It’s no secret that the Chinese government’s human rights record falls short of international standards. Dissidents are imprisoned and harsh policies are imposed on Tibet and Xinjiang. Religious groups that operate without government approval are persecuted and a one-child-per-family policy is still pursued. Though the number of executions has dropped sharply, more than 3,000 people are still put to deathevery year.
Yet China has made important strides in at least one crucial area: the treatment of juvenile suspects and offenders.

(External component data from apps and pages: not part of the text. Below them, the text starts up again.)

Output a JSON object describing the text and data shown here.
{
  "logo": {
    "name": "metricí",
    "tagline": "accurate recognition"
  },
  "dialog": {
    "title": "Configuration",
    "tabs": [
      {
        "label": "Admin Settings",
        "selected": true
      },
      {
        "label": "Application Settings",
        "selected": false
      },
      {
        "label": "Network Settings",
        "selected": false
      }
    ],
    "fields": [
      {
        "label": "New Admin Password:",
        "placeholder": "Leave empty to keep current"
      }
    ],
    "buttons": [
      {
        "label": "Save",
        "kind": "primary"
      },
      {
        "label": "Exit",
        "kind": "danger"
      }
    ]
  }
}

Police arrested about 80,000 juveniles — those between the ages of 14 and 18 — in 2010. That same year, 64 percent of juveniles whose cases were heard received custodial punishment.… Seguir leyendo »